With a few friends and a couple of spare hours, anybody can add a new trailer to the Greater Cave, and the maze regularly grows. Only those who very nearly live on Vidar, spending most of their free moments there, can consistently find their way around. However, with the lack of malls and shopping centers on Nanna, that applies to all youth on Nanna looking for somewhere to hang out.

--

Midi didn't just spend most of her time on Vidar, she literally lived there. An orphan at  an early age, and Nanna with minimal housing and poor conditions for the abandoned young, it was the best option for those who could handle it, and Midi felt better on her own.

She had her trailer, though less equipped with computers than most of her neighbors, it had enough to ensure she could survive comfortably without relying on the welfare of others or a foster family.

Midi shuddered at the thought, bad memories starting to well up. They assured her that there were none of the horror stories about foster families like floating around Three, but it was a lie. The system was flawed, and I was lucky to have this to escape to. She shoved the well of pain shut again, and resumed her studying.
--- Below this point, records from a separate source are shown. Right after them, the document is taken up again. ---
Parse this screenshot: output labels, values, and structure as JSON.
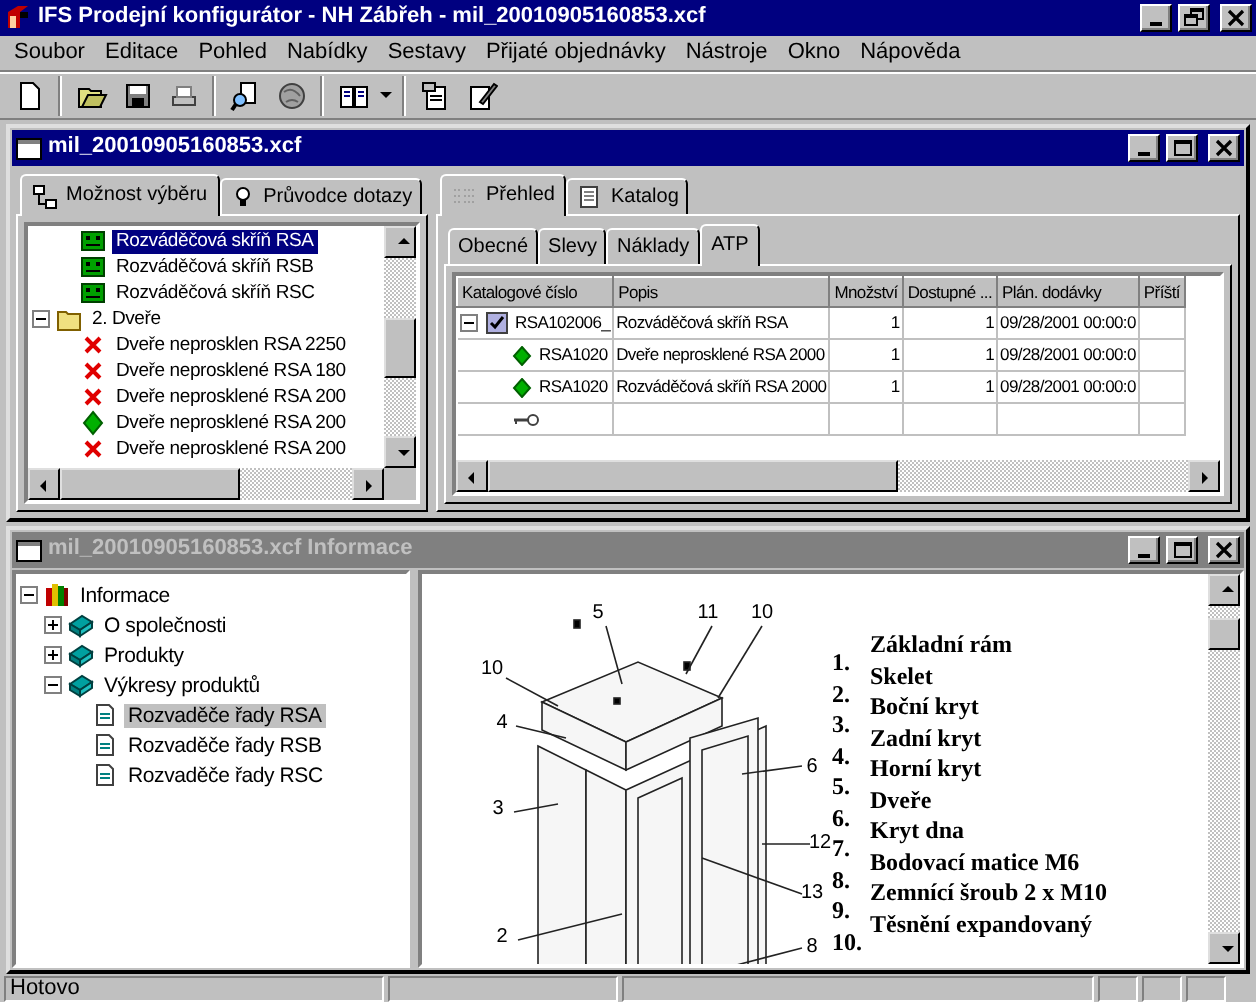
{
  "window": {
    "title": "IFS Prodejní konfigurátor - NH Zábřeh - mil_20010905160853.xcf"
  },
  "menu": [
    "Soubor",
    "Editace",
    "Pohled",
    "Nabídky",
    "Sestavy",
    "Přijaté objednávky",
    "Nástroje",
    "Okno",
    "Nápověda"
  ],
  "config_window": {
    "title": "mil_20010905160853.xcf",
    "side_tabs": [
      {
        "label": "Možnost výběru",
        "selected": true
      },
      {
        "label": "Průvodce dotazy",
        "selected": false
      }
    ],
    "options_tree": [
      {
        "children": [
          {
            "kind": "cabinet",
            "label": "Rozváděčová skříň RSA",
            "selected": true
          },
          {
            "kind": "cabinet",
            "label": "Rozváděčová skříň RSB",
            "selected": false
          },
          {
            "kind": "cabinet",
            "label": "Rozváděčová skříň RSC",
            "selected": false
          }
        ]
      },
      {
        "kind": "folder",
        "label": "2. Dveře",
        "expanded": true,
        "selected": false,
        "children": [
          {
            "kind": "excluded",
            "label": "Dveře neprosklen RSA 2250",
            "selected": false
          },
          {
            "kind": "excluded",
            "label": "Dveře neprosklené RSA 180",
            "selected": false
          },
          {
            "kind": "excluded",
            "label": "Dveře neprosklené RSA 200",
            "selected": false
          },
          {
            "kind": "available",
            "label": "Dveře neprosklené RSA 200",
            "selected": false
          },
          {
            "kind": "excluded",
            "label": "Dveře neprosklené RSA 200",
            "selected": false
          }
        ]
      }
    ],
    "main_tabs": [
      {
        "label": "Přehled",
        "selected": true
      },
      {
        "label": "Katalog",
        "selected": false
      }
    ],
    "sub_tabs": [
      {
        "label": "Obecné",
        "selected": false
      },
      {
        "label": "Slevy",
        "selected": false
      },
      {
        "label": "Náklady",
        "selected": false
      },
      {
        "label": "ATP",
        "selected": true
      }
    ],
    "table": {
      "columns": [
        "Katalogové číslo",
        "Popis",
        "Množství",
        "Dostupné ...",
        "Plán. dodávky",
        "Příští"
      ],
      "rows": [
        {
          "kind": "parent",
          "expanded": true,
          "checked": true,
          "cells": [
            "RSA102006_",
            "Rozváděčová skříň RSA",
            "1",
            "1",
            "09/28/2001 00:00:0"
          ]
        },
        {
          "kind": "child",
          "cells": [
            "RSA1020",
            "Dveře neprosklené RSA 2000",
            "1",
            "1",
            "09/28/2001 00:00:0"
          ]
        },
        {
          "kind": "child",
          "cells": [
            "RSA1020",
            "Rozváděčová skříň RSA 2000",
            "1",
            "1",
            "09/28/2001 00:00:0"
          ]
        },
        {
          "kind": "new"
        }
      ]
    }
  },
  "info_window": {
    "title": "mil_20010905160853.xcf Informace",
    "tree": [
      {
        "kind": "books",
        "label": "Informace",
        "expanded": true,
        "selected": false,
        "children": [
          {
            "kind": "book",
            "label": "O společnosti",
            "expanded": false,
            "selected": false
          },
          {
            "kind": "book",
            "label": "Produkty",
            "expanded": false,
            "selected": false
          },
          {
            "kind": "book",
            "label": "Výkresy produktů",
            "expanded": true,
            "selected": false,
            "children": [
              {
                "kind": "document",
                "label": "Rozvaděče řady RSA",
                "selected": true
              },
              {
                "kind": "document",
                "label": "Rozvaděče řady RSB",
                "selected": false
              },
              {
                "kind": "document",
                "label": "Rozvaděče řady RSC",
                "selected": false
              }
            ]
          }
        ]
      }
    ],
    "drawing": {
      "callouts": [
        "5",
        "11",
        "10",
        "10",
        "4",
        "3",
        "6",
        "12",
        "13",
        "2",
        "8"
      ],
      "legend": [
        {
          "number": "1.",
          "text": "Základní rám"
        },
        {
          "number": "2.",
          "text": "Skelet"
        },
        {
          "number": "3.",
          "text": "Boční kryt"
        },
        {
          "number": "4.",
          "text": "Zadní kryt"
        },
        {
          "number": "5.",
          "text": "Horní kryt"
        },
        {
          "number": "6.",
          "text": "Dveře"
        },
        {
          "number": "7.",
          "text": "Kryt dna"
        },
        {
          "number": "8.",
          "text": "Bodovací matice M6"
        },
        {
          "number": "9.",
          "text": "Zemnící šroub 2 x M10"
        },
        {
          "number": "10.",
          "text": "Těsnění expandovaný"
        }
      ]
    }
  },
  "status_bar": {
    "text": "Hotovo"
  }
}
--

The entertainment on Vidar for locals wasn't merely limited to the Greater Cave.

Within the maze of warrens lay a broad selection of entertainment selections, from low-gravity adaptations of one-gee sports, to age-restricted intimate past-times. Some of the age-restricted areas were open flesh pits, visitor be warned, and some were private rooms. They say you haven't really had sex until you've had it in zero-gee.

Duplicate options lay open for the public and tourists, and even some of these are frequented by Nannans for a variety of reasons, including seeking new competition or easier competition, as well as making money off of tourists for playing guide or partner.
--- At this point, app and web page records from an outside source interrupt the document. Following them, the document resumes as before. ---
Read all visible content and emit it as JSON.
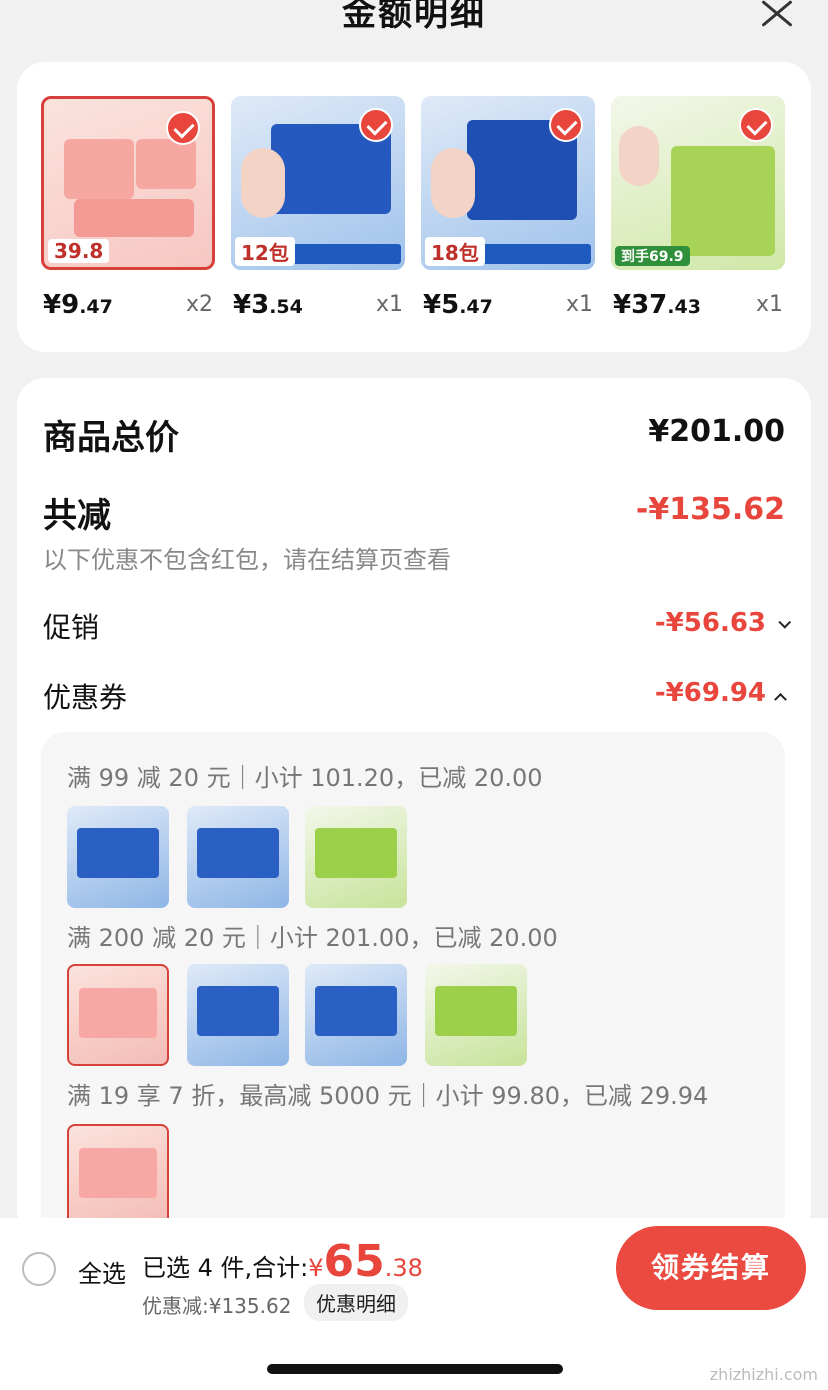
{
  "header": {
    "title": "金额明细"
  },
  "products": [
    {
      "price_int": "¥9",
      "price_dec": ".47",
      "qty": "x2",
      "tag": "39.8",
      "theme": "pink"
    },
    {
      "price_int": "¥3",
      "price_dec": ".54",
      "qty": "x1",
      "tag": "12包",
      "theme": "blue"
    },
    {
      "price_int": "¥5",
      "price_dec": ".47",
      "qty": "x1",
      "tag": "18包",
      "theme": "blue"
    },
    {
      "price_int": "¥37",
      "price_dec": ".43",
      "qty": "x1",
      "tag": "到手69.9",
      "theme": "green"
    }
  ],
  "details": {
    "total_label": "商品总价",
    "total_value": "¥201.00",
    "reduce_label": "共减",
    "reduce_value": "-¥135.62",
    "note": "以下优惠不包含红包，请在结算页查看",
    "promo_label": "促销",
    "promo_value": "-¥56.63",
    "coupon_label": "优惠券",
    "coupon_value": "-¥69.94"
  },
  "coupons": [
    {
      "text": "满 99 减 20 元｜小计 101.20，已减 20.00",
      "items": [
        "blue",
        "blue",
        "green"
      ]
    },
    {
      "text": "满 200 减 20 元｜小计 201.00，已减 20.00",
      "items": [
        "pink",
        "blue",
        "blue",
        "green"
      ]
    },
    {
      "text": "满 19 享 7 折，最高减 5000 元｜小计 99.80，已减 29.94",
      "items": [
        "pink"
      ]
    }
  ],
  "bottom": {
    "select_all": "全选",
    "selected_text": "已选 4 件,合计:",
    "total_yen": "¥",
    "total_int": "65",
    "total_dec": ".38",
    "discount_text": "优惠减:¥135.62",
    "detail_label": "优惠明细",
    "checkout_label": "领券结算"
  },
  "watermark": "zhizhizhi.com"
}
--

Tern's trailer was lined with computer screen crammed together. Some were scavenged, older LED displays, one was a mirror HUD, and the rest were newer fabric displays. They were oriented in every which way with most of them running dynamic feeds of the political governments in the known universe. She wore a spandex body stocking and chorded gloves that fed wirelessly into her computing system.

She hummed tunelessly to herself, while paging through stock notes coming in live (minus the transmission delay) from Omr. The numbers were flowing through expected fluctuations, and she tagged a few promising ventures for future review. There was a tap on her door, and she toggled control over to her local betting book screen, the only display that was duplicated, with one inside and one outside her trailer.
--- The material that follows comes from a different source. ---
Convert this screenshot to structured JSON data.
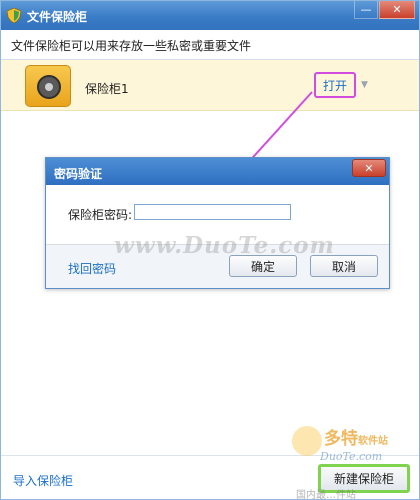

She eased herself over to the door, and slid it open, admitted a face she didn't know. "What's your poison?"

"What's the book for the Prime Minister election on Three?"

"Which one?"

He paused, ignorant of the fact that there were four of them currently running, and another half-dozen in the coming months. "Uhh... the one with Joh Aldams."

"Oh. Sure, just a moment." Tern turned her head to face the display, though it was currently upside-down in relation to her body's orientation, and scrolled through the list. "Two to three for Joh, one to six for Sil, and one to six for Mal. No minimums. What's your bid?"

"Can I get two hundred on Mal?"

"Two hundred down on Mal pays out twelve hundred if he wins. You sure?"

He swallowed heavily, his adams apple sticking out like a sore thumb, and hesitated a moment before nodding.

"Put your thumbprint on the sensor." She gestured to the fingerprint detector hanging beside the door jam. A quick keystroke as he did verified his funds and transferred the appropriate amount to her holding account. "Payout next week. Good luck."

"Thanks."

She shut the door and went back to work.

--
Character: Midi Krisedjinn | Tern Mevit
Series: Tales of Vidar
Location: Cups system | Vidar moon | Greater Cave || Swords system | Omr planet